In re Christus Santa Rosa Health Sys. (Opinion)Annotate this Case

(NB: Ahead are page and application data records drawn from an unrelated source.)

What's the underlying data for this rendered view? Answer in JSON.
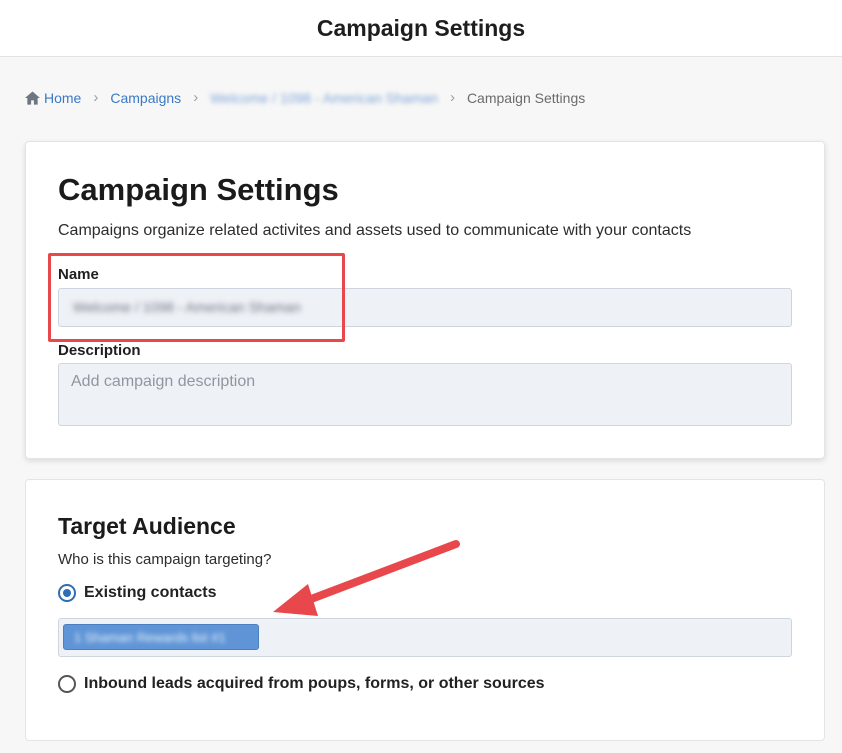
{
  "header": {
    "title": "Campaign Settings"
  },
  "breadcrumb": {
    "home": "Home",
    "campaigns": "Campaigns",
    "campaign_name": "Welcome / 1098 - American Shaman",
    "current": "Campaign Settings"
  },
  "settings_card": {
    "title": "Campaign Settings",
    "subtitle": "Campaigns organize related activites and assets used to communicate with your contacts",
    "name_label": "Name",
    "name_value": "Welcome / 1098 - American Shaman",
    "description_label": "Description",
    "description_placeholder": "Add campaign description"
  },
  "audience_card": {
    "title": "Target Audience",
    "question": "Who is this campaign targeting?",
    "option_existing": "Existing contacts",
    "selected_list": "1 Shaman Rewards list #1",
    "option_inbound": "Inbound leads acquired from poups, forms, or other sources"
  },
  "annotations": {
    "highlight_color": "#e8474b",
    "arrow_color": "#e8474b"
  }
}
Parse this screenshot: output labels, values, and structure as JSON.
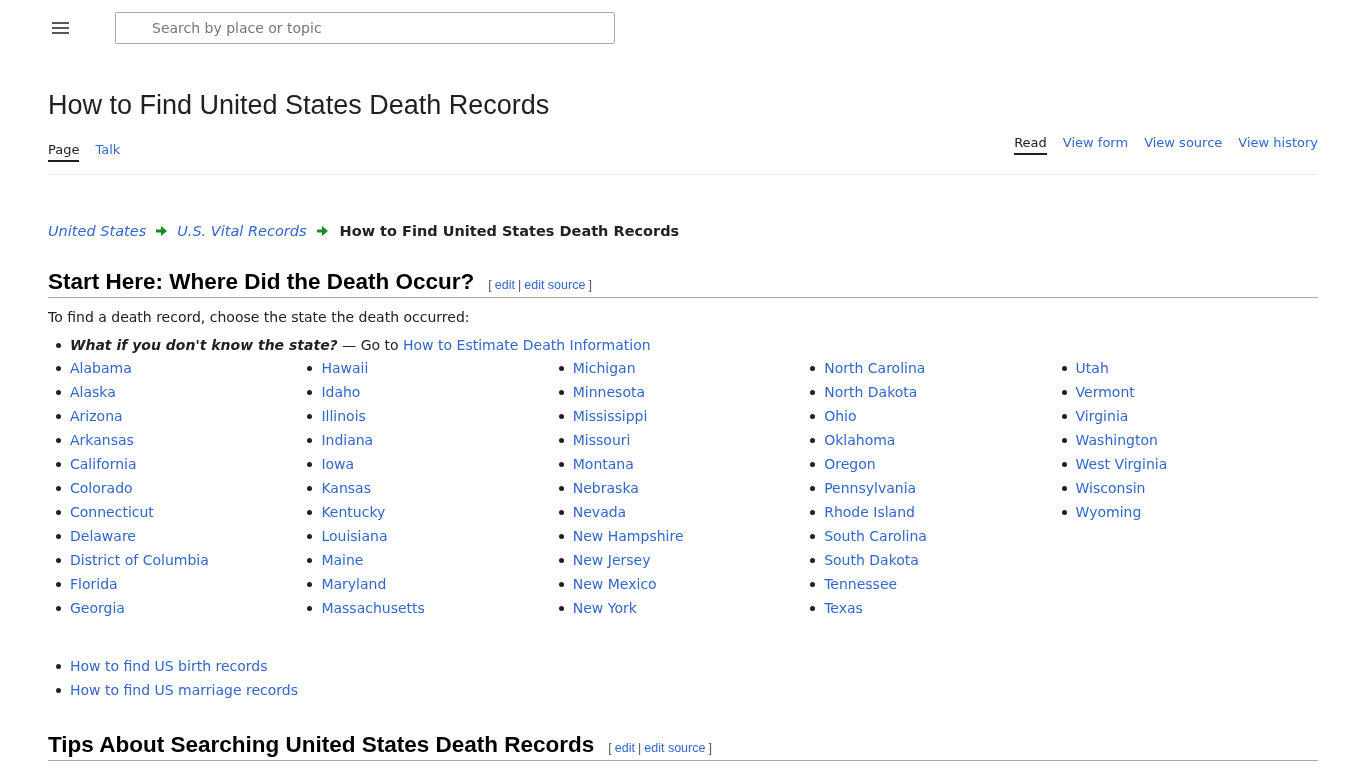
{
  "header": {
    "search": {
      "placeholder": "Search by place or topic"
    }
  },
  "page_title": "How to Find United States Death Records",
  "tabs_left": [
    {
      "label": "Page",
      "selected": true
    },
    {
      "label": "Talk",
      "selected": false
    }
  ],
  "tabs_right": [
    {
      "label": "Read",
      "selected": true
    },
    {
      "label": "View form",
      "selected": false
    },
    {
      "label": "View source",
      "selected": false
    },
    {
      "label": "View history",
      "selected": false
    }
  ],
  "breadcrumb": {
    "links": [
      "United States",
      "U.S. Vital Records"
    ],
    "current": "How to Find United States Death Records"
  },
  "sections": [
    {
      "heading": "Start Here: Where Did the Death Occur?",
      "edit": {
        "open": "[",
        "links": [
          "edit",
          "edit source"
        ],
        "separator": "|",
        "close": "]"
      },
      "intro": "To find a death record, choose the state the death occurred:",
      "tip": {
        "question": "What if you don't know the state?",
        "text": "— Go to",
        "link": "How to Estimate Death Information"
      },
      "state_columns": [
        [
          "Alabama",
          "Alaska",
          "Arizona",
          "Arkansas",
          "California",
          "Colorado",
          "Connecticut",
          "Delaware",
          "District of Columbia",
          "Florida",
          "Georgia"
        ],
        [
          "Hawaii",
          "Idaho",
          "Illinois",
          "Indiana",
          "Iowa",
          "Kansas",
          "Kentucky",
          "Louisiana",
          "Maine",
          "Maryland",
          "Massachusetts"
        ],
        [
          "Michigan",
          "Minnesota",
          "Mississippi",
          "Missouri",
          "Montana",
          "Nebraska",
          "Nevada",
          "New Hampshire",
          "New Jersey",
          "New Mexico",
          "New York"
        ],
        [
          "North Carolina",
          "North Dakota",
          "Ohio",
          "Oklahoma",
          "Oregon",
          "Pennsylvania",
          "Rhode Island",
          "South Carolina",
          "South Dakota",
          "Tennessee",
          "Texas"
        ],
        [
          "Utah",
          "Vermont",
          "Virginia",
          "Washington",
          "West Virginia",
          "Wisconsin",
          "Wyoming"
        ]
      ],
      "related_links": [
        "How to find US birth records",
        "How to find US marriage records"
      ]
    },
    {
      "heading": "Tips About Searching United States Death Records",
      "edit": {
        "open": "[",
        "links": [
          "edit",
          "edit source"
        ],
        "separator": "|",
        "close": "]"
      }
    }
  ]
}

In 2012, Dr. Franklin performed surgery on Baird to remove the left lobe of her thyroid. Franklin removed thymus gland tissue instead of thyroid tissue. Baird needed another surgery. Christus Santa Rosa Health System convened a medical peer review committee to review Franklin’s performance. The committee did not recommend any action. Baird sued Franklin, who moved to designate Christus as a responsible third party, alleging that Christus had failed to inform him that the cryostat machine, a critical piece of equipment, was unavailable. Franklin served a request for production on Christus, asking for documents from Christus’s medical peer review file. Christus argued that documents were privileged under the medical peer review committee privilege, Tex. Occ. Code 160.007(a). The court ordered Christus to produce the documents under a protective order, requiring that the documents be disclosed only to Franklin and his attorney. The Supreme Court of Texas granted mandamus. The trial court abused its discretion in ordering the documents produced without proper in camera inspection to determine whether the exception in section 160.007(d) applies. That exception reads: If a medical peer review committee takes action that could result in censure, suspension, restriction, limitation, revocation, or denial of membership or privileges in a health care entity, the affected physician shall be provided a written copy of the recommendation of the medical peer review committee and a copy of the final decision, including a statement of the basis for the decision.